Take the entries that follow and write each one out exactly.

● DATA PROVIDED:
------------
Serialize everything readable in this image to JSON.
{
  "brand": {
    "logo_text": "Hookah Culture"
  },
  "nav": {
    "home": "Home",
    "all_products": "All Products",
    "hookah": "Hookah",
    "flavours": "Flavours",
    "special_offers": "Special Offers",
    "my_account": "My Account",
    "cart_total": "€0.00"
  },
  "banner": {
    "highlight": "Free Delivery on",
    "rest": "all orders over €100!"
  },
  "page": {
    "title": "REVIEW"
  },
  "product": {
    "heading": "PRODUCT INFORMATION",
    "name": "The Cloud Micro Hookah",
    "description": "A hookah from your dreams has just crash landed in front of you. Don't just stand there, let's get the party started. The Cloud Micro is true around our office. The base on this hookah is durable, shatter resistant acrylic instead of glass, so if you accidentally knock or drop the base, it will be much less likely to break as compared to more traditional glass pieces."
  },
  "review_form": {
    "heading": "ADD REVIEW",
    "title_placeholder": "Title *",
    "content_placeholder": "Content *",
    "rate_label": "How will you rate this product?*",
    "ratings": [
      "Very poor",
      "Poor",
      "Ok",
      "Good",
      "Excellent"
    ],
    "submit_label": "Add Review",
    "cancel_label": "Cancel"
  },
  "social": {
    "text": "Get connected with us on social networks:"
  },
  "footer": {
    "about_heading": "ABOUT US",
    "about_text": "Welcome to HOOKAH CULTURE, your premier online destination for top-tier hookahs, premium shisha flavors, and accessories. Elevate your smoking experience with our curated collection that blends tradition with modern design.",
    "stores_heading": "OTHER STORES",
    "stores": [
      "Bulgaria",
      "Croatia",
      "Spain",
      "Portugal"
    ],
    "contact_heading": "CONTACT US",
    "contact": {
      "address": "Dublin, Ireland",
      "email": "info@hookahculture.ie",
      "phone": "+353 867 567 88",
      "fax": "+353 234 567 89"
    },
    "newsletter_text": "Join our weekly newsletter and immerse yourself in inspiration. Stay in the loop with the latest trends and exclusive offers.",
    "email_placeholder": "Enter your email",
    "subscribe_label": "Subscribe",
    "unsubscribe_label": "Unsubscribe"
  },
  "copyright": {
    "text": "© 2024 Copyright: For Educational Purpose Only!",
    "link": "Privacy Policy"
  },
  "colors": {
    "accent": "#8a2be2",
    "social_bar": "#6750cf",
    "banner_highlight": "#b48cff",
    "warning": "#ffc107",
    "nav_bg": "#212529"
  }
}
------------
● ANSWER BELOW:
Serialize everything readable in this image to JSON.
{
  "brand": {
    "logo_text": "Hookah Culture"
  },
  "nav": {
    "home": "Home",
    "all_products": "All Products",
    "hookah": "Hookah",
    "flavours": "Flavours",
    "special_offers": "Special Offers",
    "my_account": "My Account",
    "cart_total": "€0.00"
  },
  "banner": {
    "highlight": "Free Delivery on",
    "rest": "all orders over €100!"
  },
  "page": {
    "title": "REVIEW"
  },
  "product": {
    "heading": "PRODUCT INFORMATION",
    "name": "The Cloud Micro Hookah",
    "description": "A hookah from your dreams has just crash landed in front of you. Don't just stand there, let's get the party started. The Cloud Micro is true around our office. The base on this hookah is durable, shatter resistant acrylic instead of glass, so if you accidentally knock or drop the base, it will be much less likely to break as compared to more traditional glass pieces."
  },
  "review_form": {
    "heading": "ADD REVIEW",
    "title_placeholder": "Title *",
    "content_placeholder": "Content *",
    "rate_label": "How will you rate this product?*",
    "ratings": [
      "Very poor",
      "Poor",
      "Ok",
      "Good",
      "Excellent"
    ],
    "submit_label": "Add Review",
    "cancel_label": "Cancel"
  },
  "social": {
    "text": "Get connected with us on social networks:"
  },
  "footer": {
    "about_heading": "ABOUT US",
    "about_text": "Welcome to HOOKAH CULTURE, your premier online destination for top-tier hookahs, premium shisha flavors, and accessories. Elevate your smoking experience with our curated collection that blends tradition with modern design.",
    "stores_heading": "OTHER STORES",
    "stores": [
      "Bulgaria",
      "Croatia",
      "Spain",
      "Portugal"
    ],
    "contact_heading": "CONTACT US",
    "contact": {
      "address": "Dublin, Ireland",
      "email": "info@hookahculture.ie",
      "phone": "+353 867 567 88",
      "fax": "+353 234 567 89"
    },
    "newsletter_text": "Join our weekly newsletter and immerse yourself in inspiration. Stay in the loop with the latest trends and exclusive offers.",
    "email_placeholder": "Enter your email",
    "subscribe_label": "Subscribe",
    "unsubscribe_label": "Unsubscribe"
  },
  "copyright": {
    "text": "© 2024 Copyright: For Educational Purpose Only!",
    "link": "Privacy Policy"
  },
  "colors": {
    "accent": "#8a2be2",
    "social_bar": "#6750cf",
    "banner_highlight": "#b48cff",
    "warning": "#ffc107",
    "nav_bg": "#212529"
  }
}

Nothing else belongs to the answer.